TRY IT:
Output the records that follow, keeping every line exactly as it is.

SUPPLIED RECORDS:
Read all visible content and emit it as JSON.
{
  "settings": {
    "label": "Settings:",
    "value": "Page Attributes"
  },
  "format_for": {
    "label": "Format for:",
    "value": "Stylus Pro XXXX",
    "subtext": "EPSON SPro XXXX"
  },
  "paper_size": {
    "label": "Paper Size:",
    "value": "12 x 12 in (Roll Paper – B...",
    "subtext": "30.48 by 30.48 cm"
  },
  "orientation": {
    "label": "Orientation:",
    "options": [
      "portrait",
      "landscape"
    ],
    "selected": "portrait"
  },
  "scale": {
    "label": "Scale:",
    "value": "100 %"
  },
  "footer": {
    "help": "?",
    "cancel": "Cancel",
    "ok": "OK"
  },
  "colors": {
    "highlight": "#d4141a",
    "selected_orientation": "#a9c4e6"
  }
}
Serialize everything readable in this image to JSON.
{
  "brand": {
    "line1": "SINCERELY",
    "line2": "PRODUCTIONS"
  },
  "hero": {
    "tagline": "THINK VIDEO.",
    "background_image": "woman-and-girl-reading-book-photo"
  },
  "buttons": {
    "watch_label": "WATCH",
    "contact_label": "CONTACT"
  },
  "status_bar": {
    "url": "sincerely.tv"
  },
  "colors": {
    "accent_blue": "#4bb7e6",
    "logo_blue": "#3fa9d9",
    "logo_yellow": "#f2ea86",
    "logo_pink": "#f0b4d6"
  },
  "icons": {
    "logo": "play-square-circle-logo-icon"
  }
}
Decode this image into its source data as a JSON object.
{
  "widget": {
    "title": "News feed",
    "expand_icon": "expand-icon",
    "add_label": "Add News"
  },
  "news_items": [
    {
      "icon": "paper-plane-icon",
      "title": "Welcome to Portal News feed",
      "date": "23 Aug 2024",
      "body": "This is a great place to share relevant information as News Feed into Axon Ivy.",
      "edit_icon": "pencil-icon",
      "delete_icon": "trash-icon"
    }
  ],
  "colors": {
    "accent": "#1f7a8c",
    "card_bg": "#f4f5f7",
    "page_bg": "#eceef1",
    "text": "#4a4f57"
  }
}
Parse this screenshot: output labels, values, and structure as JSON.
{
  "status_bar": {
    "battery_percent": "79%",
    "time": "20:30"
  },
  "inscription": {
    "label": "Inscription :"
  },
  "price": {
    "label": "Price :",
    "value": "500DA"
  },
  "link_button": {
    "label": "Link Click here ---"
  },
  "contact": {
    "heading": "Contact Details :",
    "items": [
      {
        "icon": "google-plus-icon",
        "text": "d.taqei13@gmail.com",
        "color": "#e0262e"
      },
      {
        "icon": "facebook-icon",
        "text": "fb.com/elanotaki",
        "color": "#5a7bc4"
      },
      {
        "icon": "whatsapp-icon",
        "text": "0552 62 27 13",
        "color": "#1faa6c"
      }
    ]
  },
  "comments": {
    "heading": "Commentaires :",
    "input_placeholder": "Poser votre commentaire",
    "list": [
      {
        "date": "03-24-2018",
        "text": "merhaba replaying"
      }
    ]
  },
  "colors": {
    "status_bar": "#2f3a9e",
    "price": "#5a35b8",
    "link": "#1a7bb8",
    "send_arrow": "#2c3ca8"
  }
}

WRITTEN REPLY:
Read all visible content and emit it as JSON.
{
  "settings": {
    "label": "Settings:",
    "value": "Page Attributes"
  },
  "format_for": {
    "label": "Format for:",
    "value": "Stylus Pro XXXX",
    "subtext": "EPSON SPro XXXX"
  },
  "paper_size": {
    "label": "Paper Size:",
    "value": "12 x 12 in (Roll Paper – B...",
    "subtext": "30.48 by 30.48 cm"
  },
  "orientation": {
    "label": "Orientation:",
    "options": [
      "portrait",
      "landscape"
    ],
    "selected": "portrait"
  },
  "scale": {
    "label": "Scale:",
    "value": "100 %"
  },
  "footer": {
    "help": "?",
    "cancel": "Cancel",
    "ok": "OK"
  },
  "colors": {
    "highlight": "#d4141a",
    "selected_orientation": "#a9c4e6"
  }
}
Serialize everything readable in this image to JSON.
{
  "brand": {
    "line1": "SINCERELY",
    "line2": "PRODUCTIONS"
  },
  "hero": {
    "tagline": "THINK VIDEO.",
    "background_image": "woman-and-girl-reading-book-photo"
  },
  "buttons": {
    "watch_label": "WATCH",
    "contact_label": "CONTACT"
  },
  "status_bar": {
    "url": "sincerely.tv"
  },
  "colors": {
    "accent_blue": "#4bb7e6",
    "logo_blue": "#3fa9d9",
    "logo_yellow": "#f2ea86",
    "logo_pink": "#f0b4d6"
  },
  "icons": {
    "logo": "play-square-circle-logo-icon"
  }
}
Decode this image into its source data as a JSON object.
{
  "widget": {
    "title": "News feed",
    "expand_icon": "expand-icon",
    "add_label": "Add News"
  },
  "news_items": [
    {
      "icon": "paper-plane-icon",
      "title": "Welcome to Portal News feed",
      "date": "23 Aug 2024",
      "body": "This is a great place to share relevant information as News Feed into Axon Ivy.",
      "edit_icon": "pencil-icon",
      "delete_icon": "trash-icon"
    }
  ],
  "colors": {
    "accent": "#1f7a8c",
    "card_bg": "#f4f5f7",
    "page_bg": "#eceef1",
    "text": "#4a4f57"
  }
}
Parse this screenshot: output labels, values, and structure as JSON.
{
  "status_bar": {
    "battery_percent": "79%",
    "time": "20:30"
  },
  "inscription": {
    "label": "Inscription :"
  },
  "price": {
    "label": "Price :",
    "value": "500DA"
  },
  "link_button": {
    "label": "Link Click here ---"
  },
  "contact": {
    "heading": "Contact Details :",
    "items": [
      {
        "icon": "google-plus-icon",
        "text": "d.taqei13@gmail.com",
        "color": "#e0262e"
      },
      {
        "icon": "facebook-icon",
        "text": "fb.com/elanotaki",
        "color": "#5a7bc4"
      },
      {
        "icon": "whatsapp-icon",
        "text": "0552 62 27 13",
        "color": "#1faa6c"
      }
    ]
  },
  "comments": {
    "heading": "Commentaires :",
    "input_placeholder": "Poser votre commentaire",
    "list": [
      {
        "date": "03-24-2018",
        "text": "merhaba replaying"
      }
    ]
  },
  "colors": {
    "status_bar": "#2f3a9e",
    "price": "#5a35b8",
    "link": "#1a7bb8",
    "send_arrow": "#2c3ca8"
  }
}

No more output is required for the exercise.